And that's fine.  I just don't want our days to descend into Super Happy TV FUN Time!!! for hours at a time.

Henry's been itching to get at his Saxon math manipulatives kit.  We're doing our last preschool religion lesson this week.  And, while we still have quite a few pages left in Science Play!, a lot of the "experiments" are things we do all the time (baking, using a solar oven, percussion instruments).  There are maybe 5 or 6 things left that I still want to do.

So, why not move on to preschool?  We'll be able to get a lot done before we break for Advent.  Henry's certainly ready for the lessons.  It just makes sense.  The biggest reason we waited until October last year was because Jane was born in September.

I've already purchased the majority of Henry's schoolbooks.  I still need to pay for his enrollment with Angelicum, but their summer sale should begin in the next week or two and I'll get it then.  If it's anything like last year's ordering experience, we should have our lesson plans before July.

Henry's Preschool Year, Target Date: July 11, 2011

Tuesday, June 7, 2011

Pictures from the Garden

Cantaloupe on the vine

Bee and Chamomile

Bee and Cilantro


Calendula infusion (for salve)

June 6 - June 12, 2011

What we're working on this week:


Science Play! - Worms at Work - We're making a worm farm!  Good thing we've got plenty of them in the compost bin.

Who Am I? - Advent - Christmas is Jesus' Birthday - This is our last lesson from the workbook!
  • Concepts of Faith - Christmas is Jesus' birthday.
  • Activity - If we were actually doing this at Advent, we'd be setting up a Nativity scene.  We'll just look at one instead.

More Starfall, more following directions.

Sunday, June 5, 2011

National Academies Press

Have you ever heard of the National Academies Press?
The National Academies Press (NAP) was created by the National Academies to publish the reports issued by the National Academy of Sciences, the National Academy of Engineering, the Institute of Medicine, and the National Research Council, all operating under a charter granted by the Congress of the United States. The NAP publishes more than 200 books a year on a wide range of topics in science, engineering, and health, capturing the most authoritative views on important issues in science and health policy. The institutions represented by the NAP are unique in that they attract the nation’s leading experts in every field to serve on their award-wining panels and committees. The nation turns to the work of NAP for definitive information on everything from space science to animal nutrition.
Sounds like they'd have a lot of interesting information to read, doesn't it? Well, they now are offering over 4,000 titles as free PDF downloads. Plus, all of their future reports will be available for free download as they are released.

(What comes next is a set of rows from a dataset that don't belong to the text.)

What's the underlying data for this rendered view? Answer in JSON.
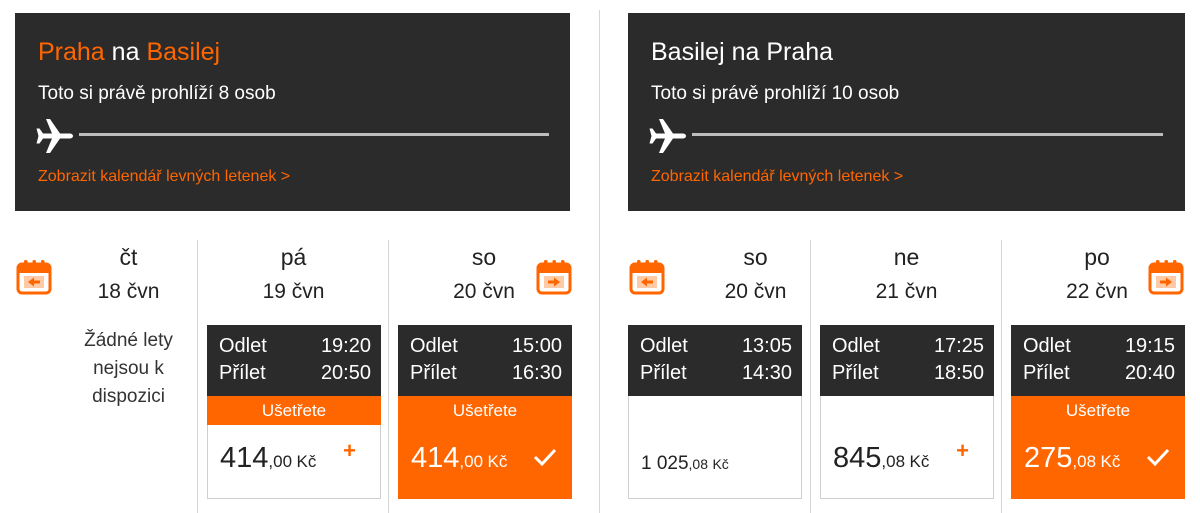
{
  "outbound": {
    "route": {
      "from": "Praha",
      "connector": "na",
      "to": "Basilej"
    },
    "viewers": "Toto si právě prohlíží 8 osob",
    "calendar_link": "Zobrazit kalendář levných letenek >",
    "prev_date_icon": "calendar-prev-icon",
    "next_date_icon": "calendar-next-icon",
    "days": [
      {
        "day": "čt",
        "date": "18 čvn",
        "no_flights": "Žádné lety nejsou k dispozici"
      },
      {
        "day": "pá",
        "date": "19 čvn",
        "depart_label": "Odlet",
        "depart": "19:20",
        "arrive_label": "Přílet",
        "arrive": "20:50",
        "save": "Ušetřete",
        "price_main": "414",
        "price_dec": ",00",
        "currency": "Kč",
        "selected": false
      },
      {
        "day": "so",
        "date": "20 čvn",
        "depart_label": "Odlet",
        "depart": "15:00",
        "arrive_label": "Přílet",
        "arrive": "16:30",
        "save": "Ušetřete",
        "price_main": "414",
        "price_dec": ",00",
        "currency": "Kč",
        "selected": true
      }
    ]
  },
  "inbound": {
    "route": {
      "from": "Basilej",
      "connector": "na",
      "to": "Praha"
    },
    "viewers": "Toto si právě prohlíží 10 osob",
    "calendar_link": "Zobrazit kalendář levných letenek >",
    "prev_date_icon": "calendar-prev-icon",
    "next_date_icon": "calendar-next-icon",
    "days": [
      {
        "day": "so",
        "date": "20 čvn",
        "depart_label": "Odlet",
        "depart": "13:05",
        "arrive_label": "Přílet",
        "arrive": "14:30",
        "price_main": "1 025",
        "price_dec": ",08",
        "currency": "Kč",
        "selected": false
      },
      {
        "day": "ne",
        "date": "21 čvn",
        "depart_label": "Odlet",
        "depart": "17:25",
        "arrive_label": "Přílet",
        "arrive": "18:50",
        "price_main": "845",
        "price_dec": ",08",
        "currency": "Kč",
        "selected": false
      },
      {
        "day": "po",
        "date": "22 čvn",
        "depart_label": "Odlet",
        "depart": "19:15",
        "arrive_label": "Přílet",
        "arrive": "20:40",
        "save": "Ušetřete",
        "price_main": "275",
        "price_dec": ",08",
        "currency": "Kč",
        "selected": true
      }
    ]
  },
  "colors": {
    "accent": "#ff6600",
    "dark": "#2b2b2b",
    "border": "#cfcfcf"
  }
}
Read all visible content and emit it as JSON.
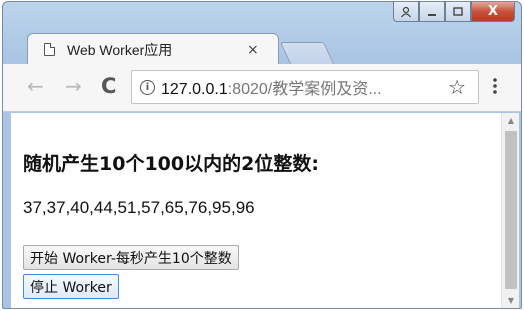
{
  "window": {
    "caption": {
      "user": "♍",
      "minimize": "—",
      "maximize": "□",
      "close": "X"
    }
  },
  "tab": {
    "title": "Web Worker应用",
    "close": "×"
  },
  "toolbar": {
    "back": "←",
    "forward": "→",
    "reload": "C",
    "info": "i",
    "url_host": "127.0.0.1",
    "url_path": ":8020/教学案例及资...",
    "star": "☆",
    "menu": "⋮"
  },
  "page": {
    "heading": "随机产生10个100以内的2位整数:",
    "result": "37,37,40,44,51,57,65,76,95,96",
    "start_button": "开始 Worker-每秒产生10个整数",
    "stop_button": "停止 Worker"
  },
  "scrollbar": {
    "up": "▲",
    "down": "▼"
  }
}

This is a wealth of information available to all, so add it to your bookmarks!

Wednesday, June 1, 2011

May 30 - June 5, 2011

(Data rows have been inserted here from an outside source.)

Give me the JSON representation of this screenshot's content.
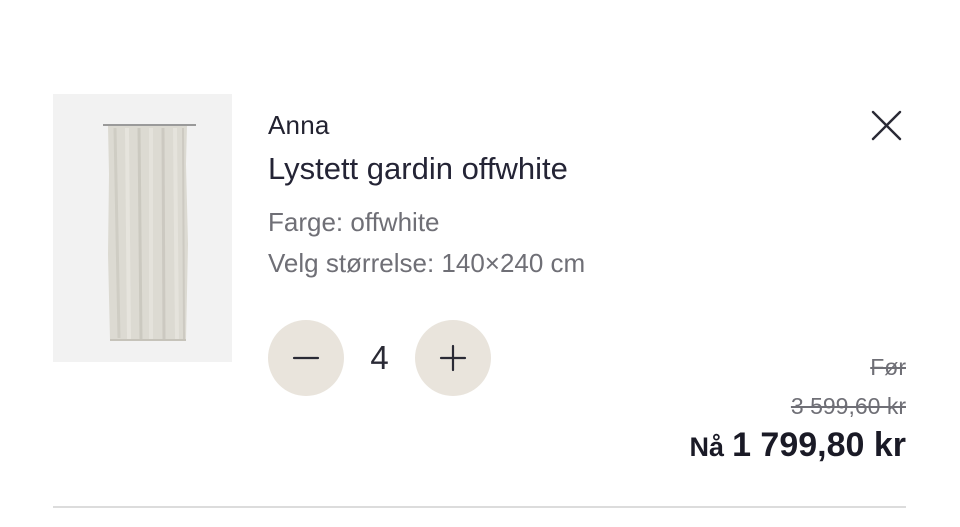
{
  "item": {
    "brand": "Anna",
    "title": "Lystett gardin offwhite",
    "color_attr": "Farge: offwhite",
    "size_attr": "Velg størrelse: 140×240 cm",
    "quantity": "4",
    "image_alt": "Lystett gardin offwhite product image"
  },
  "price": {
    "before_label": "Før",
    "before_value": "3 599,60 kr",
    "now_label": "Nå",
    "now_value": "1 799,80 kr"
  },
  "icons": {
    "close": "close-icon",
    "minus": "minus-icon",
    "plus": "plus-icon"
  },
  "colors": {
    "qty_button_bg": "#e9e4dc",
    "text_primary": "#242435",
    "text_muted": "#6f6f76",
    "divider": "#dcdcdc"
  }
}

What we're working on this week:


Science Play! - Inside Dirt - This is the first lesson in our new unit, Earth.  Earth as in soil, not the planet.  We're going to put a few spoonfuls of dirt in a jar, fill it the rest of the way with water, then shake it and see what happens.

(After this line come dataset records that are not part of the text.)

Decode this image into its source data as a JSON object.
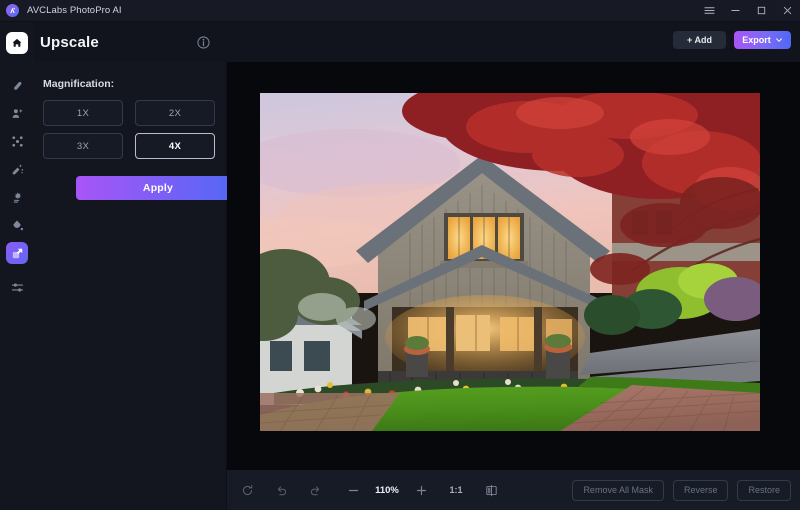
{
  "titlebar": {
    "app_name": "AVCLabs PhotoPro AI",
    "logo_icon": "avclabs-logo-icon",
    "controls": [
      {
        "name": "menu-icon",
        "label": "☰"
      },
      {
        "name": "minimize-icon",
        "label": "─"
      },
      {
        "name": "maximize-icon",
        "label": "□"
      },
      {
        "name": "close-icon",
        "label": "✕"
      }
    ]
  },
  "rail": {
    "home_icon": "home-icon",
    "items": [
      {
        "name": "sidebar-item-enhance",
        "icon": "enhance-icon",
        "active": false
      },
      {
        "name": "sidebar-item-portrait",
        "icon": "portrait-retouch-icon",
        "active": false
      },
      {
        "name": "sidebar-item-background",
        "icon": "background-remove-icon",
        "active": false
      },
      {
        "name": "sidebar-item-object-remove",
        "icon": "magic-eraser-icon",
        "active": false
      },
      {
        "name": "sidebar-item-denoise",
        "icon": "denoise-icon",
        "active": false
      },
      {
        "name": "sidebar-item-colorize",
        "icon": "color-drop-icon",
        "active": false
      },
      {
        "name": "sidebar-item-upscale",
        "icon": "upscale-expand-icon",
        "active": true
      },
      {
        "name": "sidebar-item-adjust",
        "icon": "sliders-icon",
        "active": false
      }
    ]
  },
  "panel": {
    "title": "Upscale",
    "info_icon": "info-icon",
    "magnification_label": "Magnification:",
    "magnification_options": [
      {
        "label": "1X",
        "selected": false
      },
      {
        "label": "2X",
        "selected": false
      },
      {
        "label": "3X",
        "selected": false
      },
      {
        "label": "4X",
        "selected": true
      }
    ],
    "apply_label": "Apply"
  },
  "header_actions": {
    "add_label": "+ Add",
    "export_label": "Export",
    "export_chevron_icon": "chevron-down-icon"
  },
  "canvas": {
    "image_alt": "Craftsman house at dusk with red maple tree, lit windows, green lawn and brick walkway"
  },
  "bottombar": {
    "tools": [
      {
        "name": "reset-button",
        "icon": "refresh-icon"
      },
      {
        "name": "undo-button",
        "icon": "undo-arrow-icon"
      },
      {
        "name": "redo-button",
        "icon": "redo-arrow-icon"
      }
    ],
    "zoom_out_icon": "minus-icon",
    "zoom_level": "110%",
    "zoom_in_icon": "plus-icon",
    "fit_ratio": "1:1",
    "compare_icon": "split-compare-icon",
    "mask_buttons": [
      {
        "name": "remove-all-mask-button",
        "label": "Remove All Mask"
      },
      {
        "name": "reverse-button",
        "label": "Reverse"
      },
      {
        "name": "restore-button",
        "label": "Restore"
      }
    ]
  },
  "colors": {
    "accent_purple": "#a855f7",
    "accent_blue": "#4f68f5",
    "panel_bg": "#13161f",
    "canvas_bg": "#07080c",
    "toolbar_bg": "#161b26"
  }
}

Who Am I? - Advent - Joseph, Jesus' Father on Earth
  • Concepts of Faith - Joseph was Jesus' father on earth.
  • Activity - If we were actually doing this at Advent, we'd be making a Christmas present for someone.  Instead, we'll work on making a present for Daddy for Father's Day.  Tie-in!

More Starfall, more following directions.

The Simplicity Primer Book Bomb

If there's anything more conducive to homeschooling than simplifying your life in general, I don't know what it is!

One of my favorite bloggers (and a fellow homeschooling mom) has
a new book being released on June 7th.

To help out, bloggers are posting for a book bomb for Patrice. A book bomb is when everyone who would like to buy the book does it on the same day (here, June 7th) so that it gets a boost of publicity on Amazon.

I've actually had this book on preorder for forever, but I'm happy to assist with a post.  And if you've ever wanted an unvarnished look at what it takes to have a farm and a home business, check out her blog!